Retrieve every line of the data holding the word "true".

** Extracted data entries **
▬▬▬▬▬▬▬▬▬▬

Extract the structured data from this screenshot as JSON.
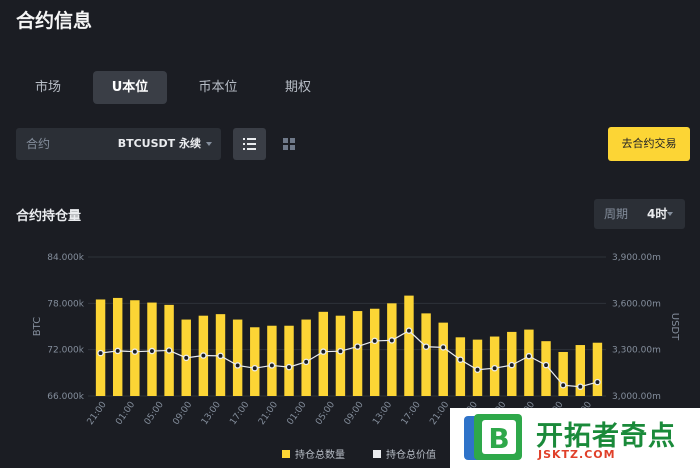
{
  "page": {
    "title": "合约信息"
  },
  "tabs": [
    {
      "label": "市场",
      "active": false
    },
    {
      "label": "U本位",
      "active": true
    },
    {
      "label": "币本位",
      "active": false
    },
    {
      "label": "期权",
      "active": false
    }
  ],
  "contract_select": {
    "label": "合约",
    "value": "BTCUSDT 永续"
  },
  "view_toggle": {
    "list_icon": "list-icon",
    "grid_icon": "grid-icon",
    "active": "list"
  },
  "trade_button": {
    "label": "去合约交易"
  },
  "section": {
    "title": "合约持仓量"
  },
  "period": {
    "label": "周期",
    "value": "4时"
  },
  "colors": {
    "accent": "#fcd535",
    "background": "#1b1d23",
    "panel": "#2b2f36",
    "line": "#ffffff"
  },
  "chart_data": {
    "type": "bar",
    "x": [
      "21:00",
      "01:00",
      "05:00",
      "09:00",
      "13:00",
      "17:00",
      "21:00",
      "01:00",
      "05:00",
      "09:00",
      "13:00",
      "17:00",
      "21:00",
      "01:00",
      "05:00",
      "09:00",
      "13:00",
      "17:00",
      "21:00",
      "01:00",
      "05:00",
      "09:00",
      "13:00",
      "17:00",
      "21:00",
      "01:00",
      "05:00",
      "09:00",
      "13:00",
      "17:00",
      "21:00",
      "01:00",
      "05:00",
      "09:00",
      "13:00",
      "17:00"
    ],
    "series": [
      {
        "name": "持仓总数量",
        "type": "bar",
        "axis": "left",
        "values": [
          78.5,
          78.7,
          78.4,
          78.1,
          77.8,
          75.9,
          76.4,
          76.6,
          75.9,
          74.9,
          75.1,
          75.1,
          75.9,
          76.9,
          76.4,
          77.0,
          77.3,
          78.0,
          79.0,
          76.7,
          75.5,
          73.6,
          73.3,
          73.7,
          74.3,
          74.6,
          73.1,
          71.7,
          72.6,
          72.9
        ]
      },
      {
        "name": "持仓总价值",
        "type": "line",
        "axis": "right",
        "values": [
          3278,
          3292,
          3287,
          3291,
          3295,
          3247,
          3262,
          3260,
          3198,
          3180,
          3198,
          3187,
          3221,
          3287,
          3290,
          3320,
          3357,
          3360,
          3423,
          3319,
          3315,
          3235,
          3170,
          3180,
          3200,
          3258,
          3200,
          3070,
          3060,
          3090
        ]
      }
    ],
    "y_left": {
      "label": "BTC",
      "ticks": [
        "66.000k",
        "72.000k",
        "78.000k",
        "84.000k"
      ],
      "range": [
        66,
        84
      ]
    },
    "y_right": {
      "label": "USDT",
      "ticks": [
        "3,000.00m",
        "3,300.00m",
        "3,600.00m",
        "3,900.00m"
      ],
      "range": [
        3000,
        3900
      ]
    },
    "x_tick_labels": [
      "21:00",
      "01:00",
      "05:00",
      "09:00",
      "13:00",
      "17:00",
      "21:00",
      "01:00",
      "05:00",
      "09:00",
      "13:00",
      "17:00",
      "21:00",
      "01:00",
      "05:00",
      "09:00",
      "13:00",
      "17:00"
    ],
    "grid": true,
    "legend": "bottom"
  },
  "watermark": {
    "title": "开拓者奇点",
    "url": "JSKTZ.COM",
    "logo_letter": "B"
  }
}
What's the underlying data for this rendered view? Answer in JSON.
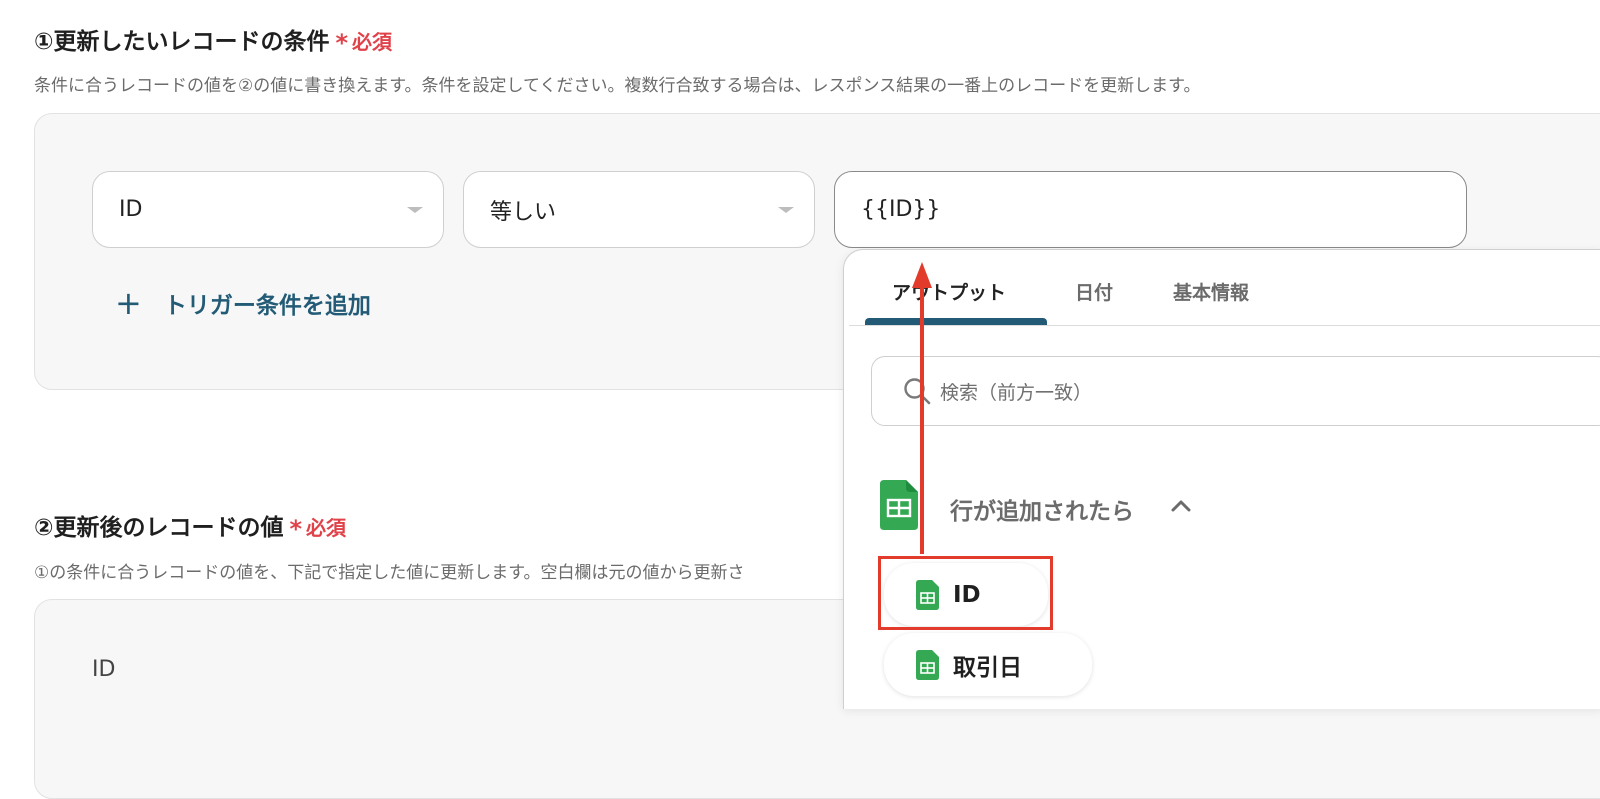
{
  "section1": {
    "title": "①更新したいレコードの条件",
    "required_mark": "*",
    "required_label": "必須",
    "description": "条件に合うレコードの値を②の値に書き換えます。条件を設定してください。複数行合致する場合は、レスポンス結果の一番上のレコードを更新します。"
  },
  "condition": {
    "field_value": "ID",
    "operator_value": "等しい",
    "value_input": "{{ID}}",
    "add_trigger_plus": "+",
    "add_trigger_label": "トリガー条件を追加"
  },
  "section2": {
    "title": "②更新後のレコードの値",
    "required_mark": "*",
    "required_label": "必須",
    "description": "①の条件に合うレコードの値を、下記で指定した値に更新します。空白欄は元の値から更新さ",
    "first_field_label": "ID"
  },
  "dropdown": {
    "tabs": [
      {
        "label": "アウトプット",
        "active": true
      },
      {
        "label": "日付",
        "active": false
      },
      {
        "label": "基本情報",
        "active": false
      }
    ],
    "search_placeholder": "検索（前方一致）",
    "group_label": "行が追加されたら",
    "items": [
      {
        "label": "ID",
        "highlighted": true
      },
      {
        "label": "取引日",
        "highlighted": false
      }
    ]
  },
  "colors": {
    "accent": "#235b77",
    "required": "#e0424a",
    "highlight": "#e23b2c",
    "sheets_green": "#34a853"
  }
}
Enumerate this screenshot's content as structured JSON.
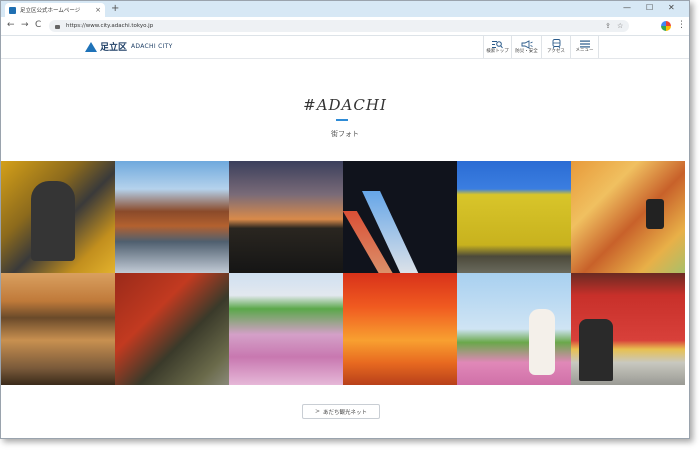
{
  "browser": {
    "tab_title": "足立区公式ホームページ",
    "tab_close": "×",
    "new_tab": "+",
    "url": "https://www.city.adachi.tokyo.jp",
    "back": "←",
    "forward": "→",
    "reload": "C",
    "share": "⇪",
    "bookmark": "☆",
    "menu": "⋮",
    "minimize": "—",
    "maximize": "☐",
    "close": "✕"
  },
  "site": {
    "logo_jp": "足立区",
    "logo_en": "ADACHI CITY",
    "nav": [
      {
        "label": "検索トップ",
        "icon": "search-icon"
      },
      {
        "label": "防災・安全",
        "icon": "megaphone-icon"
      },
      {
        "label": "アクセス",
        "icon": "train-icon"
      },
      {
        "label": "メニュー",
        "icon": "hamburger-icon"
      }
    ]
  },
  "main": {
    "heading": "#ADACHI",
    "subheading": "街フォト",
    "cta_arrow": ">",
    "cta_label": "あだち観光ネット",
    "accent_color": "#2e8bd6"
  },
  "photos": [
    "komainu-autumn-photo",
    "lake-trees-reflection-photo",
    "sunset-bridge-photo",
    "night-traffic-photo",
    "ginkgo-trees-photo",
    "autumn-lantern-photo",
    "sunset-pond-ducks-photo",
    "red-maple-garden-photo",
    "cosmos-field-photographer-photo",
    "red-autumn-path-photo",
    "kimono-girl-cosmos-photo",
    "red-train-children-photo"
  ]
}
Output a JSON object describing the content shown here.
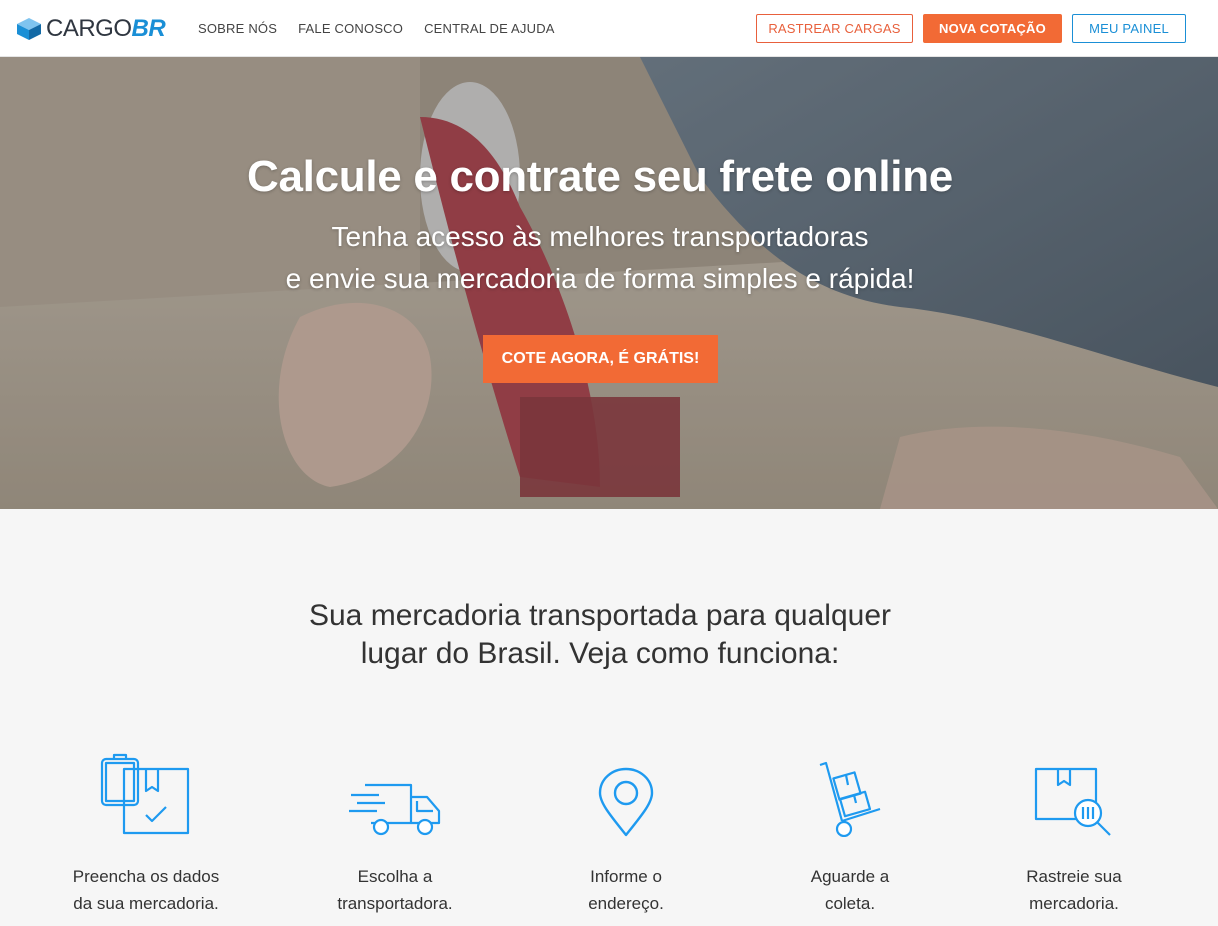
{
  "brand": {
    "name_part1": "CARGO",
    "name_part2": "BR"
  },
  "nav": {
    "links": [
      "SOBRE NÓS",
      "FALE CONOSCO",
      "CENTRAL DE AJUDA"
    ],
    "track_label": "RASTREAR CARGAS",
    "quote_label": "NOVA COTAÇÃO",
    "panel_label": "MEU PAINEL"
  },
  "hero": {
    "title": "Calcule e contrate seu frete online",
    "subtitle_line1": "Tenha acesso às melhores transportadoras",
    "subtitle_line2": "e envie sua mercadoria de forma simples e rápida!",
    "cta_label": "COTE AGORA, É GRÁTIS!"
  },
  "how": {
    "title_line1": "Sua mercadoria transportada para qualquer",
    "title_line2": "lugar do Brasil. Veja como funciona:",
    "steps": [
      {
        "icon": "clipboard-box-icon",
        "line1": "Preencha os dados",
        "line2": "da sua mercadoria."
      },
      {
        "icon": "truck-icon",
        "line1": "Escolha a",
        "line2": "transportadora."
      },
      {
        "icon": "map-pin-icon",
        "line1": "Informe o",
        "line2": "endereço."
      },
      {
        "icon": "hand-truck-icon",
        "line1": "Aguarde a",
        "line2": "coleta."
      },
      {
        "icon": "box-search-icon",
        "line1": "Rastreie sua",
        "line2": "mercadoria."
      }
    ]
  },
  "colors": {
    "accent_orange": "#f26a35",
    "accent_blue": "#1a8fd6",
    "icon_blue": "#1e9af0"
  }
}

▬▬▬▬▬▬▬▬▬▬

** Task result **
      "active": true
    "grid": true,
        "active": true
        "highlighted": true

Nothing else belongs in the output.